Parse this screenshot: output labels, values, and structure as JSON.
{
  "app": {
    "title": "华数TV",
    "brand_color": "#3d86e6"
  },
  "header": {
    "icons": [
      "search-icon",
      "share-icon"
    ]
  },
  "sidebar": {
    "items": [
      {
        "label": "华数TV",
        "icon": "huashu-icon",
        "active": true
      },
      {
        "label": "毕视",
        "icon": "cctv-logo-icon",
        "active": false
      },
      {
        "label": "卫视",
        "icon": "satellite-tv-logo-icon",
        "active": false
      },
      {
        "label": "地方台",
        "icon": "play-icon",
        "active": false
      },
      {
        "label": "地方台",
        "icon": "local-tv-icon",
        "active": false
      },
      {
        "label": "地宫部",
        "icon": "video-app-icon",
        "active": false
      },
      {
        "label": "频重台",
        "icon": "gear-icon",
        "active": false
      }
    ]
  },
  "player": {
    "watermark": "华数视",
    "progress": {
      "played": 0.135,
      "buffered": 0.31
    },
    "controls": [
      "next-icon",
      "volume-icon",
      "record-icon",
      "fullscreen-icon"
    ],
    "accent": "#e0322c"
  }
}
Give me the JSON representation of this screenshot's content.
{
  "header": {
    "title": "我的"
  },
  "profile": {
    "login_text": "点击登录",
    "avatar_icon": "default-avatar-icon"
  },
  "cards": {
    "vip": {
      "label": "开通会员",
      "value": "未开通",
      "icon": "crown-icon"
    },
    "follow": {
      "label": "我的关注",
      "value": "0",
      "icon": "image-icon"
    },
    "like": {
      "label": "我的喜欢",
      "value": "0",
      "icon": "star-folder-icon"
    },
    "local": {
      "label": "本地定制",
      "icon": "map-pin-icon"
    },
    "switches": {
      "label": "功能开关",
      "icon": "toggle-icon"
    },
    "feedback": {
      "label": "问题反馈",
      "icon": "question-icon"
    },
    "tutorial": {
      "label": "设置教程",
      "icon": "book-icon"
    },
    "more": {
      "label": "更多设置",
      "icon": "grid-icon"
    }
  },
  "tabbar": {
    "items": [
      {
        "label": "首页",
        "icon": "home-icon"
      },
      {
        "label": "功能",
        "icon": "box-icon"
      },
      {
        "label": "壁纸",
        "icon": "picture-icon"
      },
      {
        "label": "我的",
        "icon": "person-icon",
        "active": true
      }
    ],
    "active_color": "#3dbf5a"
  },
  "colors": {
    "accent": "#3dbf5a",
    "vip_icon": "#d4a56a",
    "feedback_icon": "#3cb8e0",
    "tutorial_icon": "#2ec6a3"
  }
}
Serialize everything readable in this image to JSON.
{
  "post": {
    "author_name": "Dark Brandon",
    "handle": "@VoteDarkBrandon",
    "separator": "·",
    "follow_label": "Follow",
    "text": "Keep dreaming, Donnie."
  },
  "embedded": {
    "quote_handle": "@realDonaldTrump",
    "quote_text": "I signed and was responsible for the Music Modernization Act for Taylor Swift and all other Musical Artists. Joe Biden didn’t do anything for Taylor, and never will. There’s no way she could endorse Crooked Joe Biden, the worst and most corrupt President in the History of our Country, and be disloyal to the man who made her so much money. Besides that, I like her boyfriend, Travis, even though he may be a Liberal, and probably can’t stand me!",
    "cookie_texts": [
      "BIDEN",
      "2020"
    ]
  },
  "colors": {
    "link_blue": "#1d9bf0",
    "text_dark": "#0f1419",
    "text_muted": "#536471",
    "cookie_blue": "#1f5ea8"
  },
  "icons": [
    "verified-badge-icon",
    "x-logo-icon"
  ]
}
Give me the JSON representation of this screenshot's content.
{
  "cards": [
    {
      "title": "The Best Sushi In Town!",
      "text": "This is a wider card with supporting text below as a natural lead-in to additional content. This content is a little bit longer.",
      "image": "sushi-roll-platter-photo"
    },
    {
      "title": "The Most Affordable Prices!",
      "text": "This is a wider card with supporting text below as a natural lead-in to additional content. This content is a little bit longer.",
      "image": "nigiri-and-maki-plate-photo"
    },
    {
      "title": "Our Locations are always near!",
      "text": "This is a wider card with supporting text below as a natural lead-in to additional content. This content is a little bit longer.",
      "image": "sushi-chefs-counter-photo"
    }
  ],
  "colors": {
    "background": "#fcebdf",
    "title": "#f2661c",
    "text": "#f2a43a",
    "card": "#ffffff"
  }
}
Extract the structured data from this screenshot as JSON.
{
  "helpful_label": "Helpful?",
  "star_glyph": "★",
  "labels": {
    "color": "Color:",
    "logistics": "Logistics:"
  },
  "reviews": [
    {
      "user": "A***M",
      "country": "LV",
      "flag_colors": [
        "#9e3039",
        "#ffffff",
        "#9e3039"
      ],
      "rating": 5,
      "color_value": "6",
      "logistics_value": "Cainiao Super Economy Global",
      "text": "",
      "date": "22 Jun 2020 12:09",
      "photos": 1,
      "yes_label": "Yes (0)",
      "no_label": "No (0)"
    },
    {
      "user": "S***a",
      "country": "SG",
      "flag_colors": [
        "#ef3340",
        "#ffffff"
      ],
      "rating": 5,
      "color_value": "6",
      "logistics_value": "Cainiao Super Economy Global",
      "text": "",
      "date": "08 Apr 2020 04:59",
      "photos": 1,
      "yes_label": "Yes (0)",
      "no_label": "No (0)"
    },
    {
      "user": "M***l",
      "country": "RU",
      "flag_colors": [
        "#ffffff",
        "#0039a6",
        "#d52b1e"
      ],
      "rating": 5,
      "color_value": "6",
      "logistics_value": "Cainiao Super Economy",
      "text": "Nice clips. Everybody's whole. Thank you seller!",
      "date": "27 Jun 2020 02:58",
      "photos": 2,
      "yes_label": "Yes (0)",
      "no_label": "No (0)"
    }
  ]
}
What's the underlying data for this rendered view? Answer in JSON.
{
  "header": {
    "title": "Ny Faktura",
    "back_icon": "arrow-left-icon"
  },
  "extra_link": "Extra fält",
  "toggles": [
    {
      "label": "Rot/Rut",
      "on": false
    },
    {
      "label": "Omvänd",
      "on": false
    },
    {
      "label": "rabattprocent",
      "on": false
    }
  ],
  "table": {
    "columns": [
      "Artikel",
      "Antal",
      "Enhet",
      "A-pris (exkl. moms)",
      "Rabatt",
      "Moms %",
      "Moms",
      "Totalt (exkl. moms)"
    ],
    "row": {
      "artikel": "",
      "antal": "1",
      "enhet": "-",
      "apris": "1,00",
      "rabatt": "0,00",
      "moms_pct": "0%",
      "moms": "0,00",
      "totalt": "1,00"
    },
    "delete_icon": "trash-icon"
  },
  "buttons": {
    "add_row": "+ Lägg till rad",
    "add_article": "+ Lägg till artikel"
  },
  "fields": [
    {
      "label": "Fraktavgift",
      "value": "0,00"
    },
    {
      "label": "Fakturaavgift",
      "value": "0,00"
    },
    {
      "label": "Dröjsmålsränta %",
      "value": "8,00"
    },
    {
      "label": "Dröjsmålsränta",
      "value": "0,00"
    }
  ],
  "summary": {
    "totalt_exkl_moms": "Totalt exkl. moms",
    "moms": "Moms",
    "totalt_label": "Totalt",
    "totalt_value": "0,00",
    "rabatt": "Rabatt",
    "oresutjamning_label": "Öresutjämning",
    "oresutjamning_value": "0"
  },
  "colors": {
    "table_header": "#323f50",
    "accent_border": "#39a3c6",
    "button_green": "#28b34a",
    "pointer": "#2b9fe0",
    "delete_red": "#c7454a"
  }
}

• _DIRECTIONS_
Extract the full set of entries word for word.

• _RESULT OF THIS EXERCISE_
Parse this screenshot: output labels, values, and structure as JSON.
{
  "app": {
    "title": "华数TV",
    "brand_color": "#3d86e6"
  },
  "header": {
    "icons": [
      "search-icon",
      "share-icon"
    ]
  },
  "sidebar": {
    "items": [
      {
        "label": "华数TV",
        "icon": "huashu-icon",
        "active": true
      },
      {
        "label": "毕视",
        "icon": "cctv-logo-icon",
        "active": false
      },
      {
        "label": "卫视",
        "icon": "satellite-tv-logo-icon",
        "active": false
      },
      {
        "label": "地方台",
        "icon": "play-icon",
        "active": false
      },
      {
        "label": "地方台",
        "icon": "local-tv-icon",
        "active": false
      },
      {
        "label": "地宫部",
        "icon": "video-app-icon",
        "active": false
      },
      {
        "label": "频重台",
        "icon": "gear-icon",
        "active": false
      }
    ]
  },
  "player": {
    "watermark": "华数视",
    "progress": {
      "played": 0.135,
      "buffered": 0.31
    },
    "controls": [
      "next-icon",
      "volume-icon",
      "record-icon",
      "fullscreen-icon"
    ],
    "accent": "#e0322c"
  }
}
Give me the JSON representation of this screenshot's content.
{
  "header": {
    "title": "我的"
  },
  "profile": {
    "login_text": "点击登录",
    "avatar_icon": "default-avatar-icon"
  },
  "cards": {
    "vip": {
      "label": "开通会员",
      "value": "未开通",
      "icon": "crown-icon"
    },
    "follow": {
      "label": "我的关注",
      "value": "0",
      "icon": "image-icon"
    },
    "like": {
      "label": "我的喜欢",
      "value": "0",
      "icon": "star-folder-icon"
    },
    "local": {
      "label": "本地定制",
      "icon": "map-pin-icon"
    },
    "switches": {
      "label": "功能开关",
      "icon": "toggle-icon"
    },
    "feedback": {
      "label": "问题反馈",
      "icon": "question-icon"
    },
    "tutorial": {
      "label": "设置教程",
      "icon": "book-icon"
    },
    "more": {
      "label": "更多设置",
      "icon": "grid-icon"
    }
  },
  "tabbar": {
    "items": [
      {
        "label": "首页",
        "icon": "home-icon"
      },
      {
        "label": "功能",
        "icon": "box-icon"
      },
      {
        "label": "壁纸",
        "icon": "picture-icon"
      },
      {
        "label": "我的",
        "icon": "person-icon",
        "active": true
      }
    ],
    "active_color": "#3dbf5a"
  },
  "colors": {
    "accent": "#3dbf5a",
    "vip_icon": "#d4a56a",
    "feedback_icon": "#3cb8e0",
    "tutorial_icon": "#2ec6a3"
  }
}
Serialize everything readable in this image to JSON.
{
  "post": {
    "author_name": "Dark Brandon",
    "handle": "@VoteDarkBrandon",
    "separator": "·",
    "follow_label": "Follow",
    "text": "Keep dreaming, Donnie."
  },
  "embedded": {
    "quote_handle": "@realDonaldTrump",
    "quote_text": "I signed and was responsible for the Music Modernization Act for Taylor Swift and all other Musical Artists. Joe Biden didn’t do anything for Taylor, and never will. There’s no way she could endorse Crooked Joe Biden, the worst and most corrupt President in the History of our Country, and be disloyal to the man who made her so much money. Besides that, I like her boyfriend, Travis, even though he may be a Liberal, and probably can’t stand me!",
    "cookie_texts": [
      "BIDEN",
      "2020"
    ]
  },
  "colors": {
    "link_blue": "#1d9bf0",
    "text_dark": "#0f1419",
    "text_muted": "#536471",
    "cookie_blue": "#1f5ea8"
  },
  "icons": [
    "verified-badge-icon",
    "x-logo-icon"
  ]
}
Give me the JSON representation of this screenshot's content.
{
  "cards": [
    {
      "title": "The Best Sushi In Town!",
      "text": "This is a wider card with supporting text below as a natural lead-in to additional content. This content is a little bit longer.",
      "image": "sushi-roll-platter-photo"
    },
    {
      "title": "The Most Affordable Prices!",
      "text": "This is a wider card with supporting text below as a natural lead-in to additional content. This content is a little bit longer.",
      "image": "nigiri-and-maki-plate-photo"
    },
    {
      "title": "Our Locations are always near!",
      "text": "This is a wider card with supporting text below as a natural lead-in to additional content. This content is a little bit longer.",
      "image": "sushi-chefs-counter-photo"
    }
  ],
  "colors": {
    "background": "#fcebdf",
    "title": "#f2661c",
    "text": "#f2a43a",
    "card": "#ffffff"
  }
}
Extract the structured data from this screenshot as JSON.
{
  "helpful_label": "Helpful?",
  "star_glyph": "★",
  "labels": {
    "color": "Color:",
    "logistics": "Logistics:"
  },
  "reviews": [
    {
      "user": "A***M",
      "country": "LV",
      "flag_colors": [
        "#9e3039",
        "#ffffff",
        "#9e3039"
      ],
      "rating": 5,
      "color_value": "6",
      "logistics_value": "Cainiao Super Economy Global",
      "text": "",
      "date": "22 Jun 2020 12:09",
      "photos": 1,
      "yes_label": "Yes (0)",
      "no_label": "No (0)"
    },
    {
      "user": "S***a",
      "country": "SG",
      "flag_colors": [
        "#ef3340",
        "#ffffff"
      ],
      "rating": 5,
      "color_value": "6",
      "logistics_value": "Cainiao Super Economy Global",
      "text": "",
      "date": "08 Apr 2020 04:59",
      "photos": 1,
      "yes_label": "Yes (0)",
      "no_label": "No (0)"
    },
    {
      "user": "M***l",
      "country": "RU",
      "flag_colors": [
        "#ffffff",
        "#0039a6",
        "#d52b1e"
      ],
      "rating": 5,
      "color_value": "6",
      "logistics_value": "Cainiao Super Economy",
      "text": "Nice clips. Everybody's whole. Thank you seller!",
      "date": "27 Jun 2020 02:58",
      "photos": 2,
      "yes_label": "Yes (0)",
      "no_label": "No (0)"
    }
  ]
}
What's the underlying data for this rendered view? Answer in JSON.
{
  "header": {
    "title": "Ny Faktura",
    "back_icon": "arrow-left-icon"
  },
  "extra_link": "Extra fält",
  "toggles": [
    {
      "label": "Rot/Rut",
      "on": false
    },
    {
      "label": "Omvänd",
      "on": false
    },
    {
      "label": "rabattprocent",
      "on": false
    }
  ],
  "table": {
    "columns": [
      "Artikel",
      "Antal",
      "Enhet",
      "A-pris (exkl. moms)",
      "Rabatt",
      "Moms %",
      "Moms",
      "Totalt (exkl. moms)"
    ],
    "row": {
      "artikel": "",
      "antal": "1",
      "enhet": "-",
      "apris": "1,00",
      "rabatt": "0,00",
      "moms_pct": "0%",
      "moms": "0,00",
      "totalt": "1,00"
    },
    "delete_icon": "trash-icon"
  },
  "buttons": {
    "add_row": "+ Lägg till rad",
    "add_article": "+ Lägg till artikel"
  },
  "fields": [
    {
      "label": "Fraktavgift",
      "value": "0,00"
    },
    {
      "label": "Fakturaavgift",
      "value": "0,00"
    },
    {
      "label": "Dröjsmålsränta %",
      "value": "8,00"
    },
    {
      "label": "Dröjsmålsränta",
      "value": "0,00"
    }
  ],
  "summary": {
    "totalt_exkl_moms": "Totalt exkl. moms",
    "moms": "Moms",
    "totalt_label": "Totalt",
    "totalt_value": "0,00",
    "rabatt": "Rabatt",
    "oresutjamning_label": "Öresutjämning",
    "oresutjamning_value": "0"
  },
  "colors": {
    "table_header": "#323f50",
    "accent_border": "#39a3c6",
    "button_green": "#28b34a",
    "pointer": "#2b9fe0",
    "delete_red": "#c7454a"
  }
}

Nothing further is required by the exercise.